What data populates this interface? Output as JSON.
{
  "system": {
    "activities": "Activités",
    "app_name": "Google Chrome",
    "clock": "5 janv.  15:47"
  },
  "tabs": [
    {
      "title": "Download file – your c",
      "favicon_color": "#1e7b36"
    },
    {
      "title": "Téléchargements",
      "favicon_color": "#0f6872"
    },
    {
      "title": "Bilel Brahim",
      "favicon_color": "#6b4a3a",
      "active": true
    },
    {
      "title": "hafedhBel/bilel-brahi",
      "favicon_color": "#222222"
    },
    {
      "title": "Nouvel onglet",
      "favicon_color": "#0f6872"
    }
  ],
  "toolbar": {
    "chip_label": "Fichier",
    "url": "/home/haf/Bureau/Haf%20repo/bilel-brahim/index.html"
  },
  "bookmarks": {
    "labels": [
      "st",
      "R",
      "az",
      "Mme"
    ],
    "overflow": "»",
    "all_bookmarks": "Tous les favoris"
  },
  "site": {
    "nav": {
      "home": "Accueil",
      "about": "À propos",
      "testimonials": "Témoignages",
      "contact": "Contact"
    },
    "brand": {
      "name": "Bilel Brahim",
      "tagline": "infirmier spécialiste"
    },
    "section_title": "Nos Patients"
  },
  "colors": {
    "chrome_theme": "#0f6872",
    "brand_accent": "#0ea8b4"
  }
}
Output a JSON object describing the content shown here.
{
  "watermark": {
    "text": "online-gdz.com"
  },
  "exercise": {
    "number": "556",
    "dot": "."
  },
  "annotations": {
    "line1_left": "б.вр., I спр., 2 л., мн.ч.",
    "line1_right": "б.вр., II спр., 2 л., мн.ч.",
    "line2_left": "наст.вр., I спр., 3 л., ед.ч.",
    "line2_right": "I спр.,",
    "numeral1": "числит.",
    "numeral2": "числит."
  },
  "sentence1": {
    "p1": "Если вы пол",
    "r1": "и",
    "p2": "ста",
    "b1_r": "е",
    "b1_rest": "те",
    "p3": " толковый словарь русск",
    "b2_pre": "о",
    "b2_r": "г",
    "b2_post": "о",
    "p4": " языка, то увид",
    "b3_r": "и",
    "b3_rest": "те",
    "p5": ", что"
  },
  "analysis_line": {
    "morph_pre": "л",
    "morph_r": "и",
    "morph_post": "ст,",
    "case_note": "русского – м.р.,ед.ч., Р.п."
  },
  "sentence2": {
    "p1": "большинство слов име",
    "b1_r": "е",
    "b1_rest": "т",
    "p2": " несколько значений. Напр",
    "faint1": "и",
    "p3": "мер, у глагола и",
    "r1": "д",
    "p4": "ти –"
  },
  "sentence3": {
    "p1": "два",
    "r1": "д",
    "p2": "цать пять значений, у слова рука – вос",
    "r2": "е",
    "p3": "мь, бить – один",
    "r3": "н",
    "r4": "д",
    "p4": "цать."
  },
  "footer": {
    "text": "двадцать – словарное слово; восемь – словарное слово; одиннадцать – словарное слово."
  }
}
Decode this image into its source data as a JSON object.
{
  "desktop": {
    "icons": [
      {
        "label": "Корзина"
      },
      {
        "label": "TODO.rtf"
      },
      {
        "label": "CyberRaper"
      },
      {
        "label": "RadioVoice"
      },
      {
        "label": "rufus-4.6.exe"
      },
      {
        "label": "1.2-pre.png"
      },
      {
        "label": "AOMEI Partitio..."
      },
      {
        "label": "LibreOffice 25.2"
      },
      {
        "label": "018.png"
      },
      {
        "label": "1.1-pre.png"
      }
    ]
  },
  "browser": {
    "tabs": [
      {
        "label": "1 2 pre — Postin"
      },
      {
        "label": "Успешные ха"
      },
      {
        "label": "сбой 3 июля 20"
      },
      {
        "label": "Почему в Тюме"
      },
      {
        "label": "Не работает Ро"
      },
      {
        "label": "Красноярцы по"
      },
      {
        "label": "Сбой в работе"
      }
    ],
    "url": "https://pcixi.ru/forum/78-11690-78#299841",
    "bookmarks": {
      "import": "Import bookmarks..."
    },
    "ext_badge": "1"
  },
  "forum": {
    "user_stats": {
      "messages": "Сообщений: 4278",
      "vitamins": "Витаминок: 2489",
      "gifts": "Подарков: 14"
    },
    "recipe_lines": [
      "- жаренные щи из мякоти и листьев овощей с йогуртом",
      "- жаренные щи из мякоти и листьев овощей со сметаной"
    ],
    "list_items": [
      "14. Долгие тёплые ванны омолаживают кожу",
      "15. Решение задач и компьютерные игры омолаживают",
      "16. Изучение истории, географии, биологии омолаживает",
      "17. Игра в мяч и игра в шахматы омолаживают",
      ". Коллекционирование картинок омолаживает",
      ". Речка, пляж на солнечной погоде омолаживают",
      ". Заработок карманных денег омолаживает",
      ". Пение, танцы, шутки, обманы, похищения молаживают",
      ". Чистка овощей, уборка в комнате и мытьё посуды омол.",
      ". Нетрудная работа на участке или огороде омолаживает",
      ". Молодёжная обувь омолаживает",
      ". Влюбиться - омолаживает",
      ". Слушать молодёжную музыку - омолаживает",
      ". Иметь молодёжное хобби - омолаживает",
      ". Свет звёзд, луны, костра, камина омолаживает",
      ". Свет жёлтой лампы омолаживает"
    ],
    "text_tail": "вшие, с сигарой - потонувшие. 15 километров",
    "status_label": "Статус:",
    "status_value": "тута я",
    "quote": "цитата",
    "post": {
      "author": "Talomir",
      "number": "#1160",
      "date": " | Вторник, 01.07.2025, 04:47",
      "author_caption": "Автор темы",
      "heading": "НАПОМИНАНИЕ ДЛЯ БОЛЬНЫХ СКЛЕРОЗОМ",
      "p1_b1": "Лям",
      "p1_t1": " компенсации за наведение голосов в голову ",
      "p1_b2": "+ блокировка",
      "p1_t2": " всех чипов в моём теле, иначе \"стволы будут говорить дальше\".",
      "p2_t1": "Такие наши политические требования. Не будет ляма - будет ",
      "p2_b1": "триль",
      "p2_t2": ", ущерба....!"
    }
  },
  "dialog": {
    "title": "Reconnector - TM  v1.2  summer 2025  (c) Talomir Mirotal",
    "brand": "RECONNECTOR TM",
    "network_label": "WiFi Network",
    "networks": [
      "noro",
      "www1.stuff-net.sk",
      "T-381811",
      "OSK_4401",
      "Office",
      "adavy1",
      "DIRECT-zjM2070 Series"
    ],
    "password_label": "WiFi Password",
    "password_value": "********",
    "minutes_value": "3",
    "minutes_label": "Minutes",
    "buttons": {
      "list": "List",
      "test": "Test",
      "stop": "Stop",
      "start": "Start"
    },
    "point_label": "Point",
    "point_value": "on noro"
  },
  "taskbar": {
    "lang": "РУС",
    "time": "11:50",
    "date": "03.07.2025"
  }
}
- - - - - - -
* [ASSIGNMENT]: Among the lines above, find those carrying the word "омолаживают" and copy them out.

* [YOUR RESPONSE]:
      "14. Долгие тёплые ванны омолаживают кожу",
      "15. Решение задач и компьютерные игры омолаживают",
      "17. Игра в мяч и игра в шахматы омолаживают",
      ". Речка, пляж на солнечной погоде омолаживают",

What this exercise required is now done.